US President George W Bush has urged his Democratic rivals to work with the White House, a day before the opening of a new session of Congress.
Mr Bush was flanked by his cabinet as he gave the speech
Speaking at the White House, Mr Bush called on Democrats "to set aside politics and look to the future".
Mr Bush said he aimed to rebalance the US federal budget while improving key public services and remaining committed to fighting the threat of terrorism.
Democrats won control of Congress from Republicans in elections last November.
The victory was widely seen as a rebuke against the president's policies on Iraq.
Mr Bush's words echoed an opinion piece published under the president's name in Wednesday's Wall Street Journal newspaper.
Calling for congressional unity, Mr Bush said the next two years could be "fruitful" for the US.
However, he wrote: "If the Congress chooses to pass bills that are simply political statements, they will have chosen stalemate."
"Together we have important things to do," Mr Bush said in the White House Rose Garden, flanked by his cabinet.
"I am hopeful that Republicans and Democrats can find common ground to serve folk, to do our jobs.
"Congress has changed. Our obligations to the country haven't changed."
Mr Bush said the budget he planned to submit to Congress at the start of its session would balance the US federal budget by 2012.
He said social security and health service provisions needed reworking for "future generations of Americans".
The White House has previously attempted to reform social security, but saw its plans rebuffed.
Mr Bush is expected to announce policy changes on Iraq in the coming weeks, but made no mention of foreign affairs in his speech.
The BBC's Adam Brookes, in Washington, says the detail of the speech was closely focused on domestic issues, but at heart it was an appeal for the Democrats to work with him, not against him.
The issue of Iraq was the unmentioned "elephant in the room".
The key question is whether Congress will support Mr Bush when he unveils his new Iraq policy in the near future, our correspondent adds.

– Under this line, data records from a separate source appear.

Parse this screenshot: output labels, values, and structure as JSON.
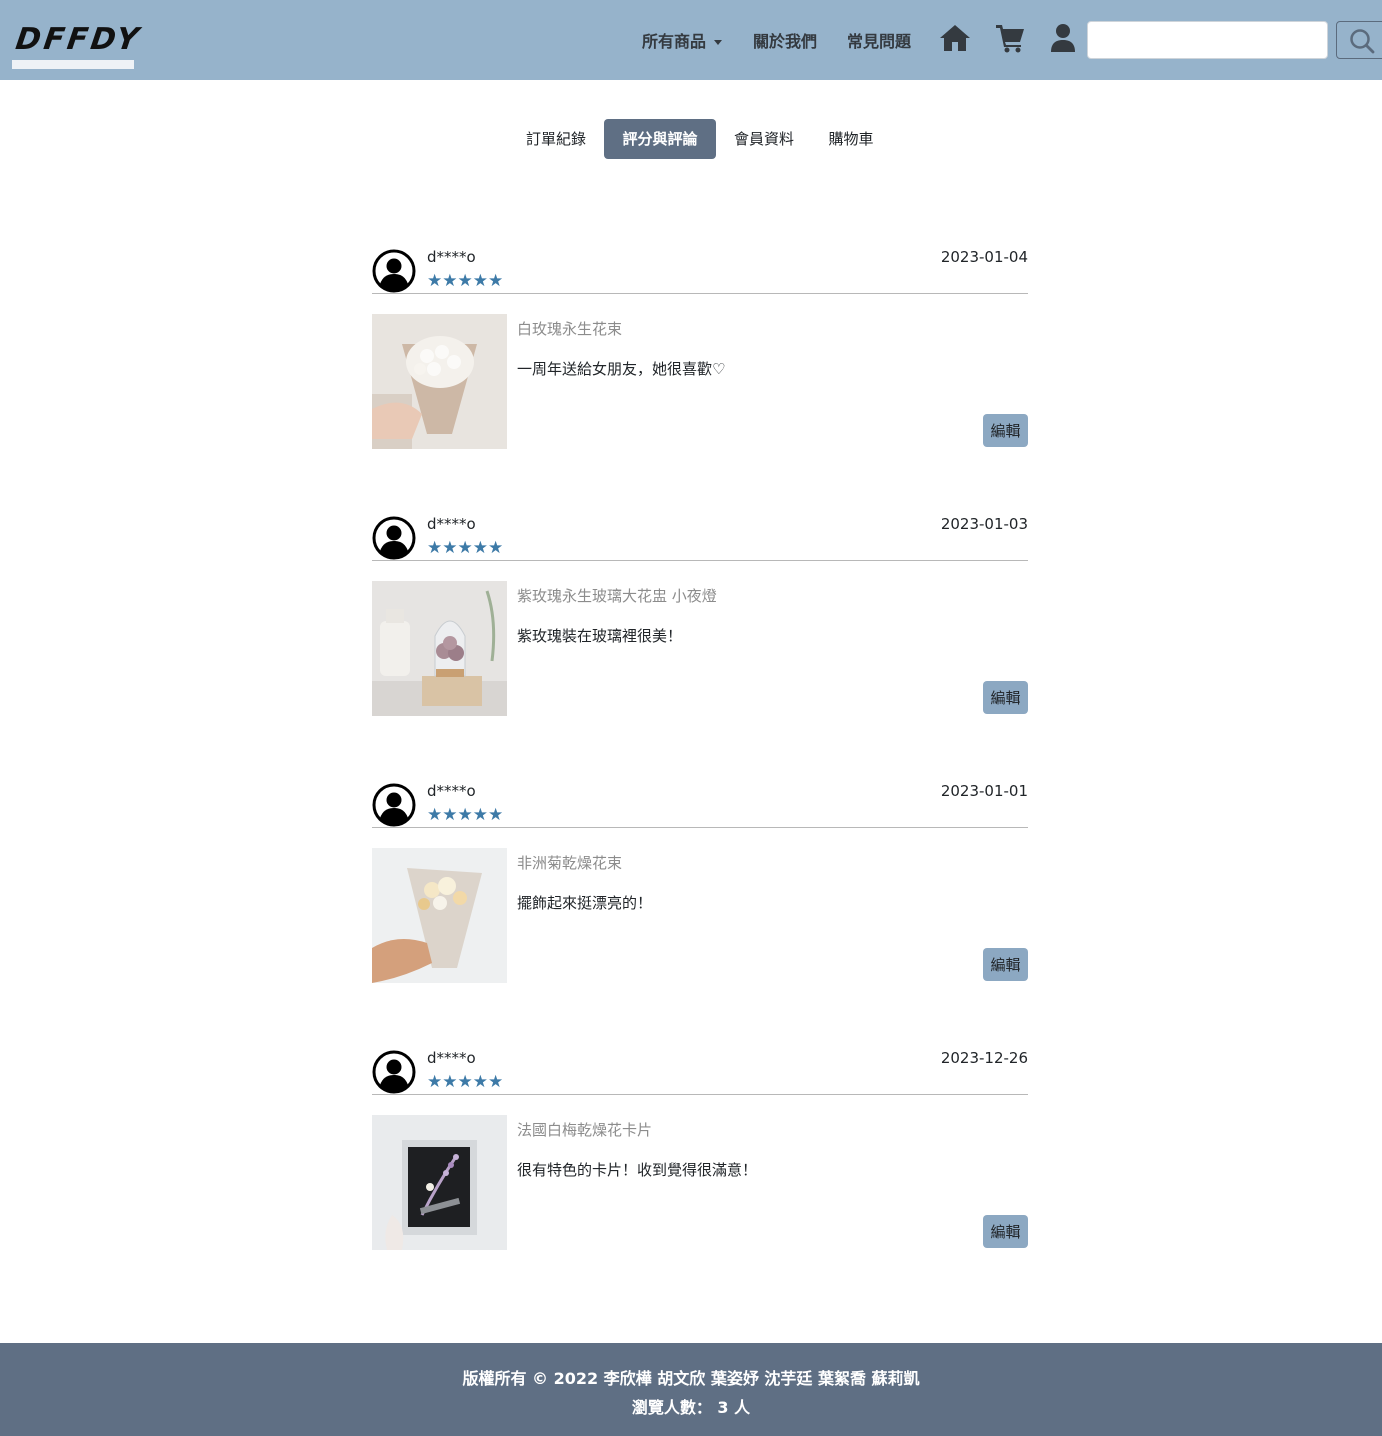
{
  "header": {
    "logo_text": "DFFDY",
    "nav": {
      "all_products": "所有商品",
      "about_us": "關於我們",
      "faq": "常見問題"
    },
    "icons": [
      "home-icon",
      "cart-icon",
      "user-icon",
      "search-icon"
    ],
    "search": {
      "value": "",
      "placeholder": ""
    }
  },
  "tabs": [
    {
      "label": "訂單紀錄",
      "active": false
    },
    {
      "label": "評分與評論",
      "active": true
    },
    {
      "label": "會員資料",
      "active": false
    },
    {
      "label": "購物車",
      "active": false
    }
  ],
  "reviews": [
    {
      "user": "d****o",
      "stars": "★★★★★",
      "rating": 5,
      "date": "2023-01-04",
      "product": "白玫瑰永生花束",
      "comment": "一周年送給女朋友，她很喜歡♡",
      "edit_label": "編輯"
    },
    {
      "user": "d****o",
      "stars": "★★★★★",
      "rating": 5,
      "date": "2023-01-03",
      "product": "紫玫瑰永生玻璃大花盅 小夜燈",
      "comment": "紫玫瑰裝在玻璃裡很美！",
      "edit_label": "編輯"
    },
    {
      "user": "d****o",
      "stars": "★★★★★",
      "rating": 5,
      "date": "2023-01-01",
      "product": "非洲菊乾燥花束",
      "comment": "擺飾起來挺漂亮的！",
      "edit_label": "編輯"
    },
    {
      "user": "d****o",
      "stars": "★★★★★",
      "rating": 5,
      "date": "2023-12-26",
      "product": "法國白梅乾燥花卡片",
      "comment": "很有特色的卡片！收到覺得很滿意！",
      "edit_label": "編輯"
    }
  ],
  "footer": {
    "copyright": "版權所有 © 2022 李欣樺 胡文欣 葉姿妤 沈芋廷 葉絮喬 蘇莉凱",
    "visitors": "瀏覽人數： 3 人"
  },
  "colors": {
    "navbar": "#96b3cb",
    "tab_active": "#5f6f84",
    "star": "#3d7aa7",
    "edit_button": "#8ca8c2",
    "footer": "#5f6f84"
  }
}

The new session of Congress, the 110th, will be the first time the Democrats have controlled both the House of Representatives and the Senate since the 1993-1995 session.